WASHINGTON (AP) — Republicans launched their latest, doomed try to kill President Barack Obama's health care overhaul on Tuesday. With no chance of succeeding, the House vote was solely an exercise in election-year political messaging.
Tuesday's vote was an attempt to override Obama's veto last month of legislation gutting much of the law and ending federal payments to Planned Parenthood. Republicans had no chance of mustering the two-thirds majority needed to reverse a veto, but Speaker Paul Ryan, R-Wis., said the effort would send an important signal.
"What we're proving today is if we have a Republican president next year, we will repeal Obamacare," Ryan told reporters, using a nickname for a law that GOP lawmakers have despised since it was pushed through Congress six years ago.
Ryan also said the GOP will offer its own proposal this year for replacing the law, saying it would lower costs and "restore the doctor-patient relationship." Republicans have criticized the law for increasing medical costs and giving patients less control over their care, charges Democrats dispute.
The GOP has struggled for years to coalesce behind a replacement plan.
Democrats mocked the GOP for trying yet again — and on Groundhog Day, no less — to kill or curb the law. Democrats said Tuesday's vote marked the 62nd such effort since Republicans took control of the House in 2011, and cited estimates from the nonpartisan Congressional Budget Office that the rollback would end medical care for millions of Americans.
"This is a historically callous action," said Rep. Chris Van Hollen, D-Md.

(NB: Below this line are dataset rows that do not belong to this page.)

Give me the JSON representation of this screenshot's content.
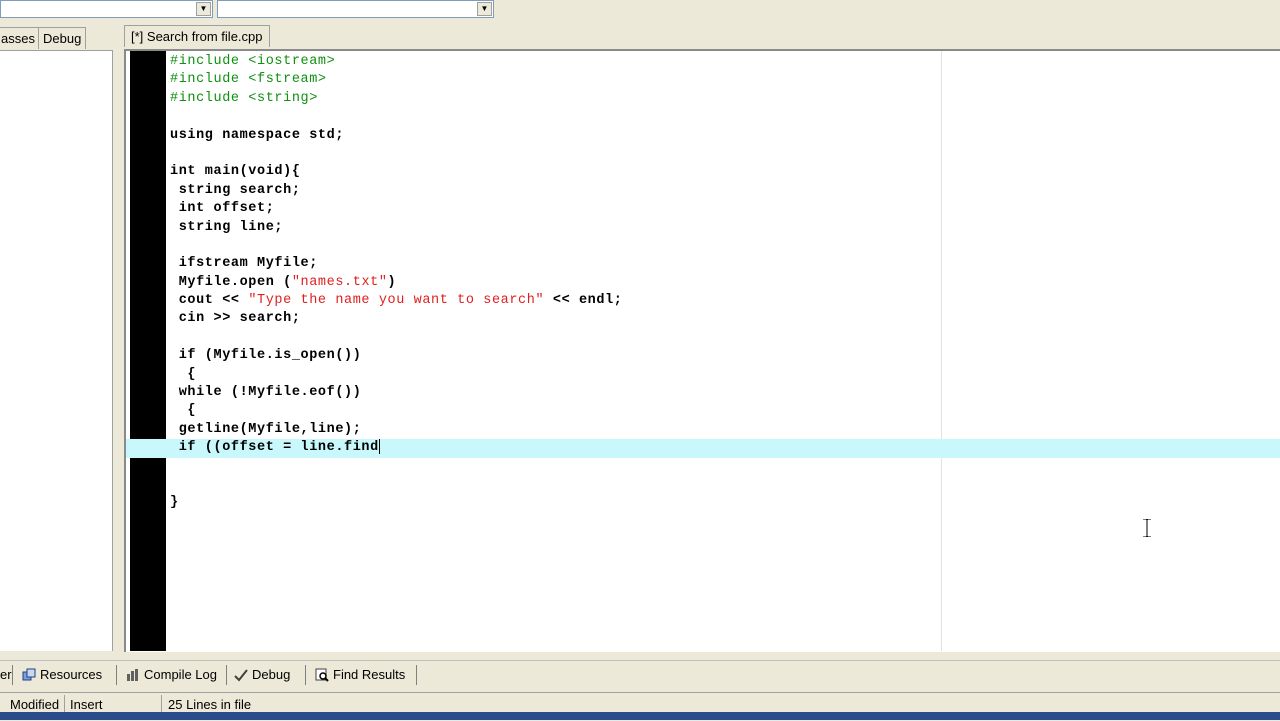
{
  "left_tabs": [
    {
      "label": "asses"
    },
    {
      "label": "Debug"
    }
  ],
  "editor": {
    "tab_label": "[*] Search from file.cpp"
  },
  "code_lines": [
    [
      {
        "t": "#include <iostream>",
        "c": "pp"
      }
    ],
    [
      {
        "t": "#include <fstream>",
        "c": "pp"
      }
    ],
    [
      {
        "t": "#include <string>",
        "c": "pp"
      }
    ],
    [],
    [
      {
        "t": "using namespace std;",
        "c": "kw"
      }
    ],
    [],
    [
      {
        "t": "int main(void){",
        "c": "kw"
      }
    ],
    [
      {
        "t": " string search;",
        "c": "kw"
      }
    ],
    [
      {
        "t": " int offset;",
        "c": "kw"
      }
    ],
    [
      {
        "t": " string line;",
        "c": "kw"
      }
    ],
    [],
    [
      {
        "t": " ifstream Myfile;",
        "c": "kw"
      }
    ],
    [
      {
        "t": " Myfile.open (",
        "c": "kw"
      },
      {
        "t": "\"names.txt\"",
        "c": "str"
      },
      {
        "t": ")",
        "c": "kw"
      }
    ],
    [
      {
        "t": " cout << ",
        "c": "kw"
      },
      {
        "t": "\"Type the name you want to search\"",
        "c": "str"
      },
      {
        "t": " << endl;",
        "c": "kw"
      }
    ],
    [
      {
        "t": " cin >> search;",
        "c": "kw"
      }
    ],
    [],
    [
      {
        "t": " if (Myfile.is_open())",
        "c": "kw"
      }
    ],
    [
      {
        "t": "  {",
        "c": "kw"
      }
    ],
    [
      {
        "t": " while (!Myfile.eof())",
        "c": "kw"
      }
    ],
    [
      {
        "t": "  {",
        "c": "kw"
      }
    ],
    [
      {
        "t": " getline(Myfile,line);",
        "c": "kw"
      }
    ],
    [
      {
        "t": " if ((offset = line.find",
        "c": "kw"
      }
    ],
    [],
    [],
    [
      {
        "t": "}",
        "c": "kw"
      }
    ]
  ],
  "active_line": 21,
  "bottom_tabs": [
    {
      "label": "er",
      "icon": "none"
    },
    {
      "label": "Resources",
      "icon": "resources-icon"
    },
    {
      "label": "Compile Log",
      "icon": "compile-log-icon"
    },
    {
      "label": "Debug",
      "icon": "debug-check-icon"
    },
    {
      "label": "Find Results",
      "icon": "find-results-icon"
    }
  ],
  "status": {
    "modified": "Modified",
    "mode": "Insert",
    "lines": "25 Lines in file"
  },
  "colors": {
    "preprocessor": "#109010",
    "string": "#e02020",
    "active_line": "#c8f8fc",
    "gutter": "#000000"
  }
}
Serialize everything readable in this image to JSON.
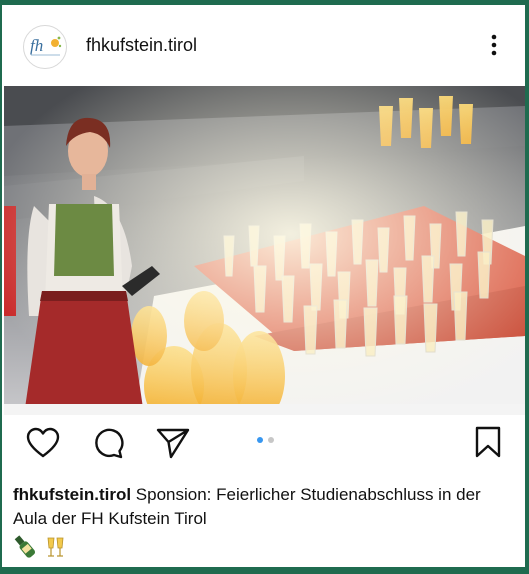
{
  "post": {
    "username": "fhkufstein.tirol",
    "avatar_text": "fh",
    "more_icon": "vertical-ellipsis-icon",
    "actions": {
      "like_icon": "heart-icon",
      "comment_icon": "comment-bubble-icon",
      "share_icon": "paper-plane-icon",
      "save_icon": "bookmark-icon"
    },
    "carousel": {
      "total": 2,
      "active": 1,
      "active_color": "#3897f0",
      "inactive_color": "#c7c7c7"
    },
    "caption": {
      "username": "fhkufstein.tirol",
      "text": "Sponsion: Feierlicher Studienabschluss in der Aula der FH Kufstein Tirol",
      "emoji_line": "🍾🥂"
    }
  },
  "colors": {
    "frame": "#1f6b4f",
    "text": "#111111"
  }
}
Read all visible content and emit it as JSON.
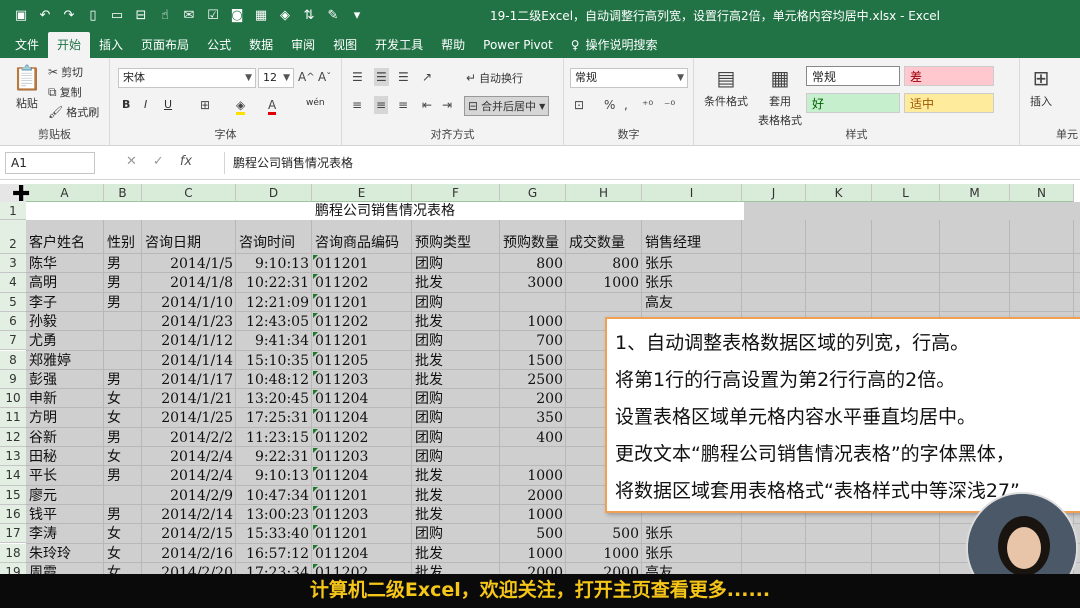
{
  "window": {
    "title": "19-1二级Excel，自动调整行高列宽，设置行高2倍，单元格内容均居中.xlsx  -  Excel"
  },
  "tabs": [
    "文件",
    "开始",
    "插入",
    "页面布局",
    "公式",
    "数据",
    "审阅",
    "视图",
    "开发工具",
    "帮助",
    "Power Pivot"
  ],
  "active_tab": "开始",
  "tell_me": "操作说明搜索",
  "ribbon": {
    "clipboard": {
      "paste": "粘贴",
      "cut": "剪切",
      "copy": "复制",
      "format_painter": "格式刷",
      "label": "剪贴板"
    },
    "font": {
      "name": "宋体",
      "size": "12",
      "label": "字体",
      "bold": "B",
      "italic": "I",
      "underline": "U",
      "wen": "wén"
    },
    "align": {
      "wrap": "自动换行",
      "merge": "合并后居中",
      "label": "对齐方式"
    },
    "number": {
      "format": "常规",
      "label": "数字"
    },
    "styles": {
      "cond": "条件格式",
      "table": "套用",
      "table2": "表格格式",
      "normal": "常规",
      "bad": "差",
      "good": "好",
      "neutral": "适中",
      "label": "样式"
    },
    "cells": {
      "insert": "插入",
      "label": "单元"
    }
  },
  "namebox": "A1",
  "formula": "鹏程公司销售情况表格",
  "columns": [
    "A",
    "B",
    "C",
    "D",
    "E",
    "F",
    "G",
    "H",
    "I",
    "J",
    "K",
    "L",
    "M",
    "N"
  ],
  "title_cell": "鹏程公司销售情况表格",
  "headers": [
    "客户姓名",
    "性别",
    "咨询日期",
    "咨询时间",
    "咨询商品编码",
    "预购类型",
    "预购数量",
    "成交数量",
    "销售经理"
  ],
  "rows": [
    [
      "陈华",
      "男",
      "2014/1/5",
      "9:10:13",
      "011201",
      "团购",
      "800",
      "800",
      "张乐"
    ],
    [
      "高明",
      "男",
      "2014/1/8",
      "10:22:31",
      "011202",
      "批发",
      "3000",
      "1000",
      "张乐"
    ],
    [
      "李子",
      "男",
      "2014/1/10",
      "12:21:09",
      "011201",
      "团购",
      "",
      "",
      "高友"
    ],
    [
      "孙毅",
      "",
      "2014/1/23",
      "12:43:05",
      "011202",
      "批发",
      "1000",
      "",
      ""
    ],
    [
      "尤勇",
      "",
      "2014/1/12",
      "9:41:34",
      "011201",
      "团购",
      "700",
      "",
      ""
    ],
    [
      "郑雅婷",
      "",
      "2014/1/14",
      "15:10:35",
      "011205",
      "批发",
      "1500",
      "",
      ""
    ],
    [
      "彭强",
      "男",
      "2014/1/17",
      "10:48:12",
      "011203",
      "批发",
      "2500",
      "",
      ""
    ],
    [
      "申新",
      "女",
      "2014/1/21",
      "13:20:45",
      "011204",
      "团购",
      "200",
      "",
      ""
    ],
    [
      "方明",
      "女",
      "2014/1/25",
      "17:25:31",
      "011204",
      "团购",
      "350",
      "",
      ""
    ],
    [
      "谷新",
      "男",
      "2014/2/2",
      "11:23:15",
      "011202",
      "团购",
      "400",
      "",
      ""
    ],
    [
      "田秘",
      "女",
      "2014/2/4",
      "9:22:31",
      "011203",
      "团购",
      "",
      "",
      ""
    ],
    [
      "平长",
      "男",
      "2014/2/4",
      "9:10:13",
      "011204",
      "批发",
      "1000",
      "",
      ""
    ],
    [
      "廖元",
      "",
      "2014/2/9",
      "10:47:34",
      "011201",
      "批发",
      "2000",
      "",
      ""
    ],
    [
      "钱平",
      "男",
      "2014/2/14",
      "13:00:23",
      "011203",
      "批发",
      "1000",
      "",
      ""
    ],
    [
      "李涛",
      "女",
      "2014/2/15",
      "15:33:40",
      "011201",
      "团购",
      "500",
      "500",
      "张乐"
    ],
    [
      "朱玲玲",
      "女",
      "2014/2/16",
      "16:57:12",
      "011204",
      "批发",
      "1000",
      "1000",
      "张乐"
    ],
    [
      "周霞",
      "女",
      "2014/2/20",
      "17:23:34",
      "011202",
      "批发",
      "2000",
      "2000",
      "高友"
    ]
  ],
  "row_numbers": [
    "1",
    "2",
    "3",
    "4",
    "5",
    "6",
    "7",
    "8",
    "9",
    "10",
    "11",
    "12",
    "13",
    "14",
    "15",
    "16",
    "17",
    "18",
    "19"
  ],
  "callout": [
    "1、自动调整表格数据区域的列宽，行高。",
    "将第1行的行高设置为第2行行高的2倍。",
    "设置表格区域单元格内容水平垂直均居中。",
    "更改文本“鹏程公司销售情况表格”的字体黑体，",
    "将数据区域套用表格格式“表格样式中等深浅27”"
  ],
  "banner": "计算机二级Excel，欢迎关注，打开主页查看更多......"
}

Van Hollen also said Republicans had "a lot of gall" to try blocking Planned Parenthood's federal money a week after a grand jury in Texas found no wrongdoing by the organization and instead indicted anti-abortion activists who had secretly filmed videos of the group's officials.